The establishment of a research center within the academic community at the Faculty of Economics, University of Indonesia was spearheaded by Prof. Dr. Soemitro Djojohadikusomo. In 1953, Prof. Dr. Soemitro Djojohadikusumo, who served as the Dean of Faculty of Economy of University of Indonesia (now the name become Faculty of Economics and Business), established two research centers: Business Administration Seminar and Social Research Centre, to support research done by doctoral candidates in the school. The objective of establishing both research centers was to support the research activities by doctoral candidates. In November 1953, the Social Research Centre became the Institute for Economic and Social Research (LPEM-FEUI, or “LPEM”). In 1956, the Business Administration Seminar was merged into LPEM.
LPEM is currently undertaking research, consulting, and training to solve development problems for the benefit of Indonesian society. These activities are based on robust research culture that includes applying theories in analyzing, understanding and providing policy recommendations. Supported by research staff holding advanced degrees from the best universities, both domestic and abroad, LPEM is always ready to help provide solutions to Indonesia’s problems.
Research and consultation are the main activities of the Institute. Most of them are conducted in cooperation with other parties. Our partners are government or private institutions with domestic or foreign affiliations. In the last 60 years, LPEM has completed more than 1.500 research projects covering a wide range of areas, such as institutional problems, regional economics, international economic relations, international trade, finance and banking, fiscal and monetary economics, agriculture, industry, tourism, rural development, demography, labor, poverty, income distribution, small-scale enterprises, and cooperatives.
LPEM also conducts seminars, both regular and non-regular seminars, at the national and international levels. Examples include past annual seminar sponsored by United States Agency for International Development (USAID), the recent yearly seminar series on competitiveness with Japan Bank for International Cooperation (JBIC), the annual academic seminar in cooperation with the Australian National University (ANU), and the Sadli Lecture (seminar) series. Our research projects are mostly policy-oriented research that provides crucial inputs to policymakers, ranging from national, regional, and district-level development planning to more operational policy formulation in various aspects and development sectors.
LPEM has a long history of working with the private sector. In the 1990s, the cooperation with the private sector had increased as firms face the need to be more efficient in the global era. Since the outbreak of the economic crisis in 1997, the need to restructure corporations in Indonesia has become even more critical. In this area, LPEM is also active in advocacy and consulting activities. Anticipating further economic development and increasing demand for high research quality, LPEM established two research divisions: Economic and Policy Research Division; and Infrastructure and Regional Development Research Division.

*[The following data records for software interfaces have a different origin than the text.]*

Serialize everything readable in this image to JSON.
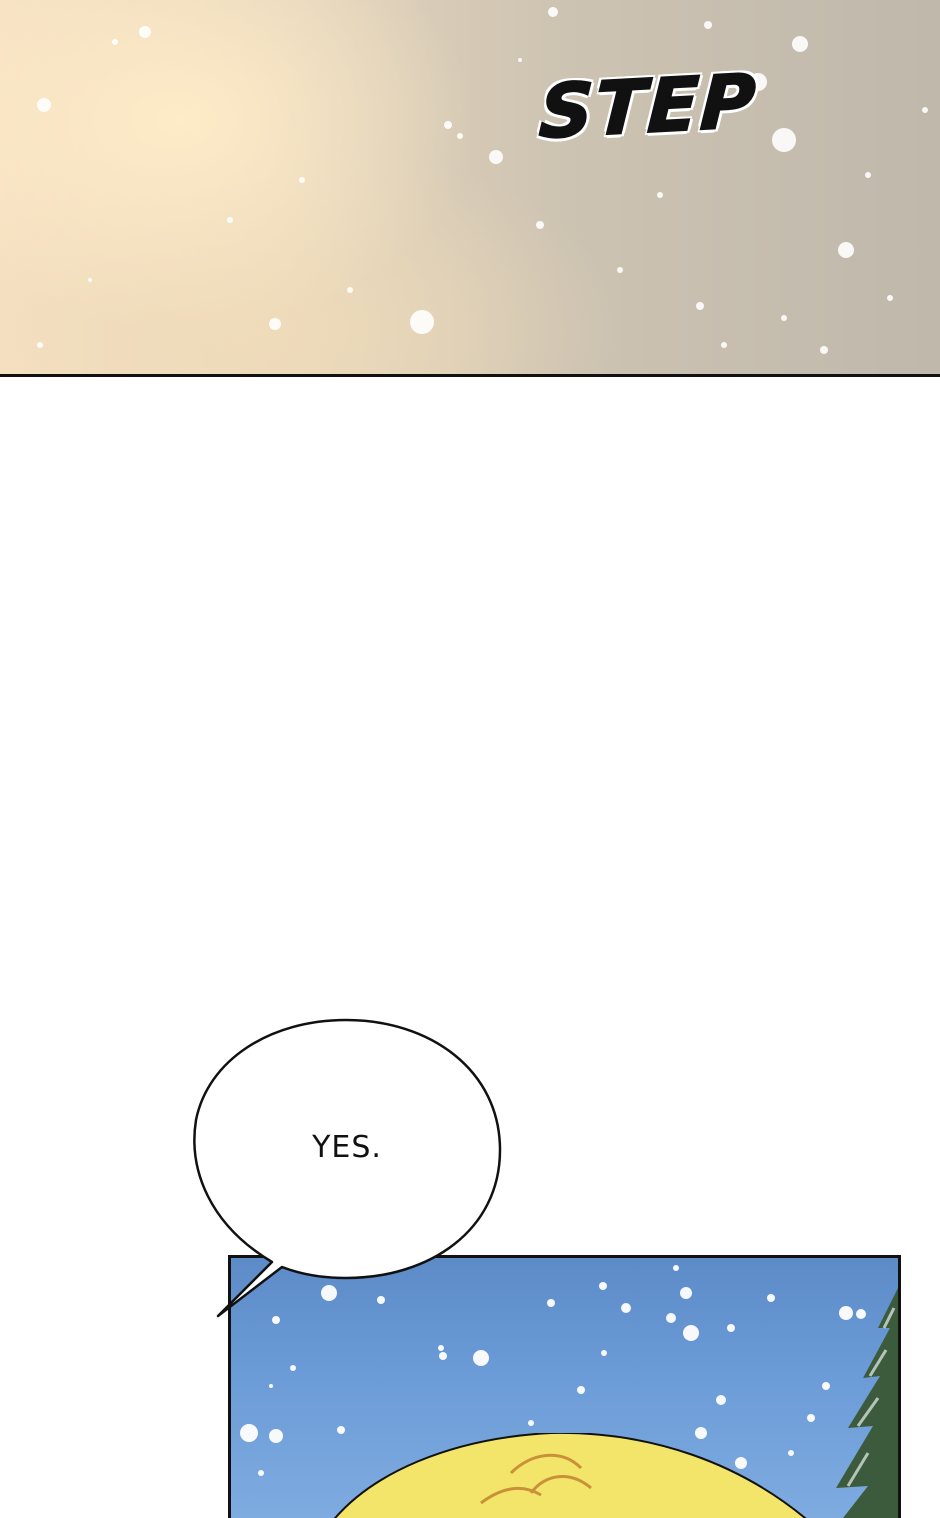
{
  "panels": {
    "top": {
      "sfx_text": "STEP",
      "colors": {
        "warm_light": "#f6e2c3",
        "haze": "#c7bfb1",
        "border": "#111111"
      }
    },
    "middle": {
      "speech_bubble_text": "YES."
    },
    "bottom": {
      "colors": {
        "sky": "#6a9ad6",
        "hair": "#f3e46a",
        "tree": "#3c5a3c",
        "border": "#111111"
      }
    }
  }
}
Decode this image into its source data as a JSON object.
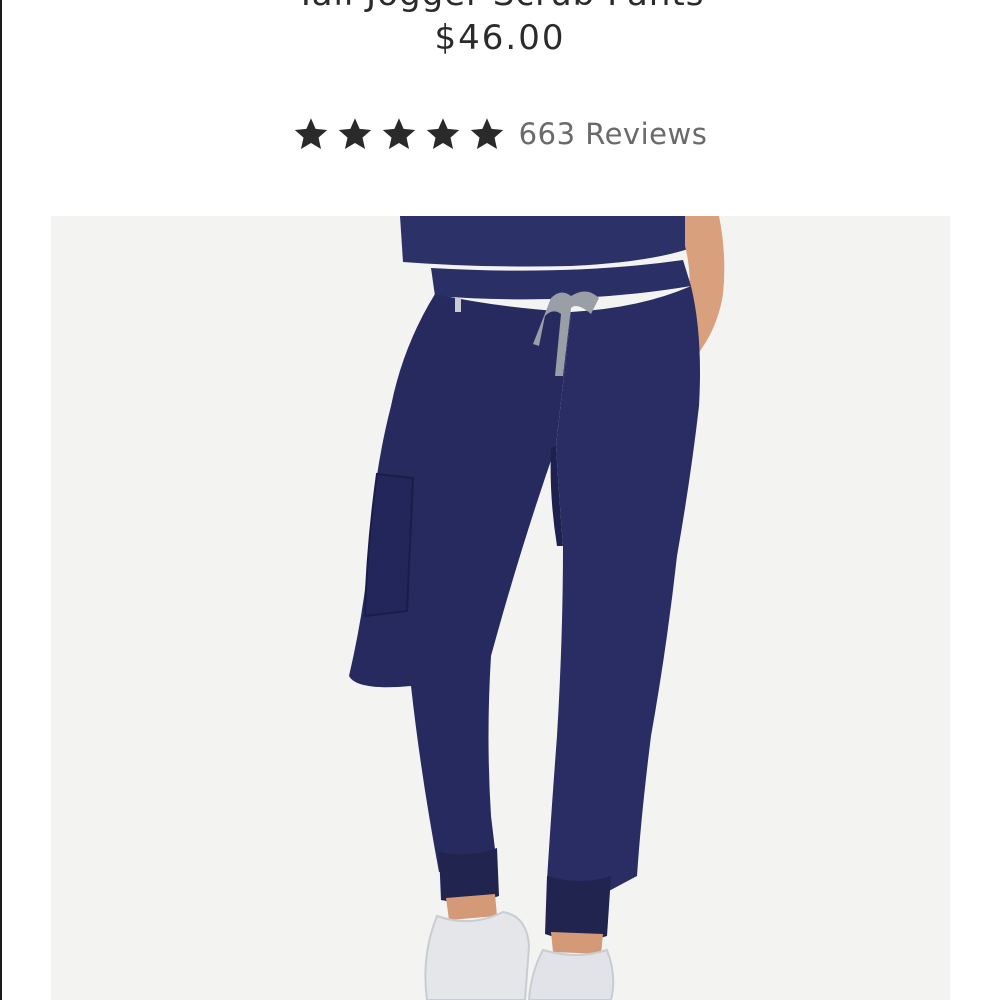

The Education and Training Division was established to provide services to increase human resources quality (mainly of government officials). The division has conducted various activities since 1978 and also a series of national and international seminars. Participants of the education and training programs come from multiple regions with government or private sector affiliations. The education activities are divided into “regular” training conducted every year and “non-regular” training held as requested by clients. Regular training currently consists of regulatory impact assessment training, introductory econometrics training, and STATA data management training. Non-regular training is divided by training related to planning (functional planner training, regional development planning training, etc.), public finance (regional finance training, regional finance exercises training, etc.), public policy (public policy basic analysis training, public policy advanced analysis training, etc.), economics and social (macroeconomics analysis training, international trade training, social mapping training, conflict management training, etc.) and methodology (advanced and basic statistics training, advanced and basic econometrics training, etc.). The most frequent courses/piece of training includes National Planning Program, Development Planning Techniques, and Support Function Planning. These activities are generally conducted in 1-6 months. There is also shorter training (1-2 weeks) with specific topics such as Participation Planning, Potential of Regional Economic, Public Policy Analysis, Project Monitoring and Evaluation, Public Development, and Regional Finance and Budgeting.